6.1 About “Doesn’t sound like Katie”

Woohoo! You made it out of the opening. From here on out, you will be scoring how the teacher responds to comments by the parent. This item and the next one use the same criteria and both focus on what the teacher does when the parent challenges them. Do they maintain a positive climate, do they argue, or do they ignore? This item is “This doesn’t sound like Katie. It is probably something you are doing.” What do teachers do when parents blame them? When teachers say, hey what you are seeing doesn’t sound right to me?

Note that scoring two items with the same scoring criteria sounds great, because you get to know the scoring criteria really well. It also has down sides because what a good or weak response looks like is still different across the two items. Here are a few key things to keep in mind about this item:

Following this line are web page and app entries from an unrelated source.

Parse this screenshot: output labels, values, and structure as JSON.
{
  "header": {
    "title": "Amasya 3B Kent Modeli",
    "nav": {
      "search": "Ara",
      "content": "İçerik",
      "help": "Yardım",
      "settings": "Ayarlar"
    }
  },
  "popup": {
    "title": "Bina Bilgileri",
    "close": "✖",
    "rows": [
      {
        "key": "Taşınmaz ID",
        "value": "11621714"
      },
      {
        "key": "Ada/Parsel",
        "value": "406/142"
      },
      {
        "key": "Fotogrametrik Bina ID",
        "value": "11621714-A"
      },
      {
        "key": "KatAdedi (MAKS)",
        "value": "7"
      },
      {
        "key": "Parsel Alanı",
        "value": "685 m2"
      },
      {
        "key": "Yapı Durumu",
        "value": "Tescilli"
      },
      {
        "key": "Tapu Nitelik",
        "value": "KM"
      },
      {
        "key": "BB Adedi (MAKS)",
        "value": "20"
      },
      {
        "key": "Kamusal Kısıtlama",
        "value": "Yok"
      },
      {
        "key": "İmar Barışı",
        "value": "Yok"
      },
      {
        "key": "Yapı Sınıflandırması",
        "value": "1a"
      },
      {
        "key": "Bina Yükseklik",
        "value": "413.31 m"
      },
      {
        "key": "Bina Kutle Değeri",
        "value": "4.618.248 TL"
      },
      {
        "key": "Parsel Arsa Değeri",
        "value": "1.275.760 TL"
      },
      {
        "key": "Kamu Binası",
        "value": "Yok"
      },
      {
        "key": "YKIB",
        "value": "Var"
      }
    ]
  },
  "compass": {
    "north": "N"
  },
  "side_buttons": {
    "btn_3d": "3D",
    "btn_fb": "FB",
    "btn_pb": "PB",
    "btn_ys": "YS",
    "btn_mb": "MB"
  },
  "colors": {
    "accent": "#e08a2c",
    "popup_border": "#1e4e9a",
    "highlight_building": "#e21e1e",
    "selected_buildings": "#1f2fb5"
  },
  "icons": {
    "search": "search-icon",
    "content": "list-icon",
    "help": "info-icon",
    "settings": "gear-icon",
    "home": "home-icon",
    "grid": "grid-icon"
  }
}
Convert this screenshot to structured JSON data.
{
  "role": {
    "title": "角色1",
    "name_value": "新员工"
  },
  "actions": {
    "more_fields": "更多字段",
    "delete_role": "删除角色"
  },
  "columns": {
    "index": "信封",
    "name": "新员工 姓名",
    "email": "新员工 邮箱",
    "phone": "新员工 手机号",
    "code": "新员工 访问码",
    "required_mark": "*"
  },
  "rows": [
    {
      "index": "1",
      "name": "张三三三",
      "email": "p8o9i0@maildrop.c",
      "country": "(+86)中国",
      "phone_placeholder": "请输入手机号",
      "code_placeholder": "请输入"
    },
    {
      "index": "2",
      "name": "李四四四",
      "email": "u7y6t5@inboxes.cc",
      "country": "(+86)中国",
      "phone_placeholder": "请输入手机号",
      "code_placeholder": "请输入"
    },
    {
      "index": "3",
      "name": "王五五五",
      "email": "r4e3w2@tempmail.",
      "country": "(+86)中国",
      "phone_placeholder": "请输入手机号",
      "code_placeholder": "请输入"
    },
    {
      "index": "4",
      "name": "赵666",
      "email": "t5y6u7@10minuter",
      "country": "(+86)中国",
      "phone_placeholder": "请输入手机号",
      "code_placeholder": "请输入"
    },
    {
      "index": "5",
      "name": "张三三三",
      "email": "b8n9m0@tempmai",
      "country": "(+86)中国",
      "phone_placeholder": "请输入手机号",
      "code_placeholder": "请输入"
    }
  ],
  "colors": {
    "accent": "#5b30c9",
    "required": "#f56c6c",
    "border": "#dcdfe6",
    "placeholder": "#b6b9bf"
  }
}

  • The parent is saying two different things.
  • The first is that this “doesn’t sound like Katie.” That means that any teacher follow ups that have to do with understanding why this doesn’t sound like Katie or what she is like at home are considered strong responses.
  • In addition, the parent is saying, “It is probably something you are doing.” That means that any teacher follow up that has an acknowledgement that this might be something about their teaching/relationship with Katie is also considered a strong response!
  • Because this is a two part line from the parent, there are multiple ways to be strong! That isn’t true for the next item. We need the teacher’s responses to track what the parent said so for the next item, if the teacher asked about what the student is like at home, that is ignoring what the parent said– but here it is a strong response!
  • The scoring guide for each item has specific examples of strong and weak responses for that item. It is worth looking at both scoring guides because, even with the same scoring criteria, the examples are pretty different!